--- DATA SHOWN Enclosed Below ---

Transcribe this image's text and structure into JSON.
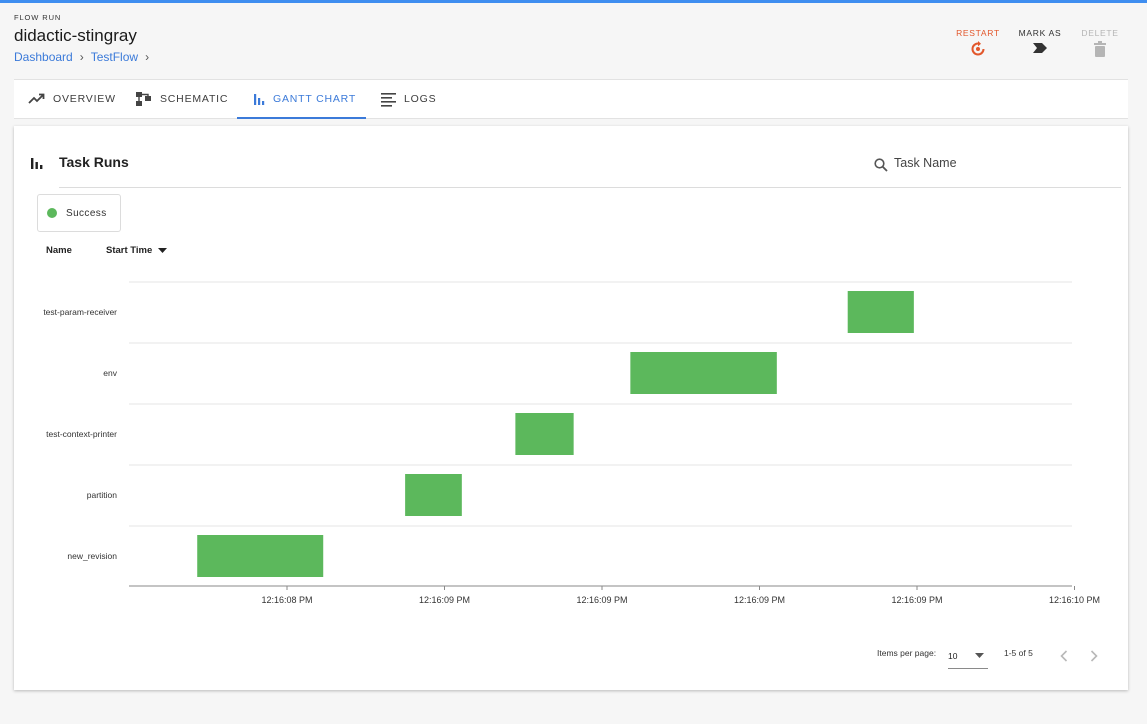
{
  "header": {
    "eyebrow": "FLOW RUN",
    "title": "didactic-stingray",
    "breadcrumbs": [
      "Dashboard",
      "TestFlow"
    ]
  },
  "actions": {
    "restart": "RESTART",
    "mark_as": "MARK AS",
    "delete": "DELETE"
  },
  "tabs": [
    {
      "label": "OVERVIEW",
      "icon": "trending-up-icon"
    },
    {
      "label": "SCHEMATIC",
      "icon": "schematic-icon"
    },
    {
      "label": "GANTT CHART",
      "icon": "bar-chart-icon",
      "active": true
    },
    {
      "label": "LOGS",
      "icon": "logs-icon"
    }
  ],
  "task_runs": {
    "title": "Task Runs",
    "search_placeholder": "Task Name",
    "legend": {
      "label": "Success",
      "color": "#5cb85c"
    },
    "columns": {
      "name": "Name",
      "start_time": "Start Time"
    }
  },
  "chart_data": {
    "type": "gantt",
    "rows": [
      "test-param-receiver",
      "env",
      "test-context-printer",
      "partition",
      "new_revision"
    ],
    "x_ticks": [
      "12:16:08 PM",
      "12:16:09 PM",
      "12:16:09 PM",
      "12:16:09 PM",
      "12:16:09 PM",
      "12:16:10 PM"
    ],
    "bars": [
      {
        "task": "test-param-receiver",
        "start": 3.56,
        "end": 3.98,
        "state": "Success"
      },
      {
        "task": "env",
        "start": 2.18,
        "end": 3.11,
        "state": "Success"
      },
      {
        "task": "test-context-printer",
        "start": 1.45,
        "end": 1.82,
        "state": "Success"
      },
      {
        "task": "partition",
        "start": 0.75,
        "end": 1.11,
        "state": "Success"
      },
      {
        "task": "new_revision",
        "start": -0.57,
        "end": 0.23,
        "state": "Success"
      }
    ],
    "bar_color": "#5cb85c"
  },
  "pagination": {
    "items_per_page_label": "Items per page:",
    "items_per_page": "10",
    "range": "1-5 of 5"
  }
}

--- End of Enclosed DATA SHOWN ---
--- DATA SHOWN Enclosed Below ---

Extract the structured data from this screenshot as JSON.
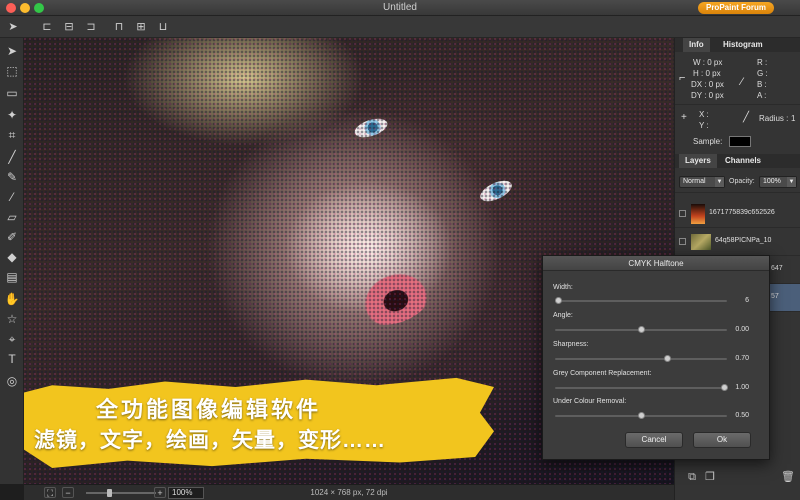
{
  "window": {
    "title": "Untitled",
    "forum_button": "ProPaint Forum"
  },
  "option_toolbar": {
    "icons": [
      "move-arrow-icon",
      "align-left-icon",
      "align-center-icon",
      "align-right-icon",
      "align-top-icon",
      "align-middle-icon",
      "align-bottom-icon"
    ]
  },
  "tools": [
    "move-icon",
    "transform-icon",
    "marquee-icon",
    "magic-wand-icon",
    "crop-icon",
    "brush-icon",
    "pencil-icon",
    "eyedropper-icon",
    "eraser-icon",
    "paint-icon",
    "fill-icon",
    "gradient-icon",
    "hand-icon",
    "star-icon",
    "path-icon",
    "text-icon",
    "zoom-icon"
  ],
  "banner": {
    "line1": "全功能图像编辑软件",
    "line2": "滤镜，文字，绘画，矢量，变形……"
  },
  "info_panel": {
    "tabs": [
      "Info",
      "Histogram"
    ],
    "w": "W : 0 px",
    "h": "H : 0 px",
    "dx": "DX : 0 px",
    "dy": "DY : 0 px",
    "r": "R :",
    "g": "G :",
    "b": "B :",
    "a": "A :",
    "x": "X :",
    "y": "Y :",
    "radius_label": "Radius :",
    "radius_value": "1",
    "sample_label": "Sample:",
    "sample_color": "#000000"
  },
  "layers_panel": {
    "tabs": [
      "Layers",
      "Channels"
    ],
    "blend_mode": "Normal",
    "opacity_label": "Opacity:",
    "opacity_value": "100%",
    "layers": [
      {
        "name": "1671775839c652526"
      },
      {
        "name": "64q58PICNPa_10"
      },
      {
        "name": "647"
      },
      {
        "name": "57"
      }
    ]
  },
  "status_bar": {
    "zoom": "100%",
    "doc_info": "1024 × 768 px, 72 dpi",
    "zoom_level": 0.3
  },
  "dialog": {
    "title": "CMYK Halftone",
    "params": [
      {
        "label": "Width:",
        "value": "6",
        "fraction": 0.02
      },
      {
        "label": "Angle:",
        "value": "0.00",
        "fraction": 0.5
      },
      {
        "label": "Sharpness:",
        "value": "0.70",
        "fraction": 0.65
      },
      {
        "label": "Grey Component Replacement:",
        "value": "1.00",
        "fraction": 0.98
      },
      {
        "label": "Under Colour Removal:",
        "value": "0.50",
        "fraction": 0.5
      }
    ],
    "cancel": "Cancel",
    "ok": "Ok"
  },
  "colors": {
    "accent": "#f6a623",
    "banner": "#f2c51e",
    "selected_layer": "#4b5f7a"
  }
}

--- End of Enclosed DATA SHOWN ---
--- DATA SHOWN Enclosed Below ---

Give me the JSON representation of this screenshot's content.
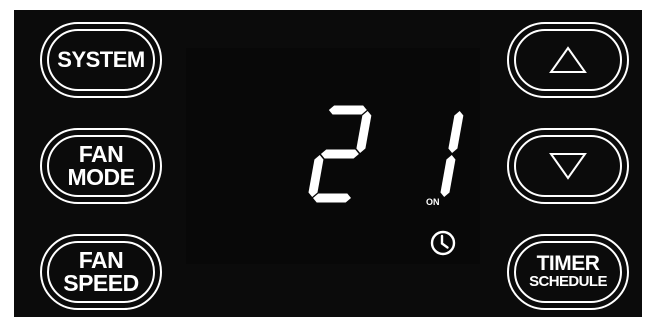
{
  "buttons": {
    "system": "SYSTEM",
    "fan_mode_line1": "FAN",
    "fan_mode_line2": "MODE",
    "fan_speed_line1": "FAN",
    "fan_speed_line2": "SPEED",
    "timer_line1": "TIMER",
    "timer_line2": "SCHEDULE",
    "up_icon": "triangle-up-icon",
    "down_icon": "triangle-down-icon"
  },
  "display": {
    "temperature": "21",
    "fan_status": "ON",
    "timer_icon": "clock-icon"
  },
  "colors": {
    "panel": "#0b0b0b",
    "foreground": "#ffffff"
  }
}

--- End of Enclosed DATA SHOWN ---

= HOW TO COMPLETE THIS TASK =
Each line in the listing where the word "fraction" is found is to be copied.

= RESPONSE BOX =
        "fraction": 0.02
        "fraction": 0.5
        "fraction": 0.65
        "fraction": 0.98
        "fraction": 0.5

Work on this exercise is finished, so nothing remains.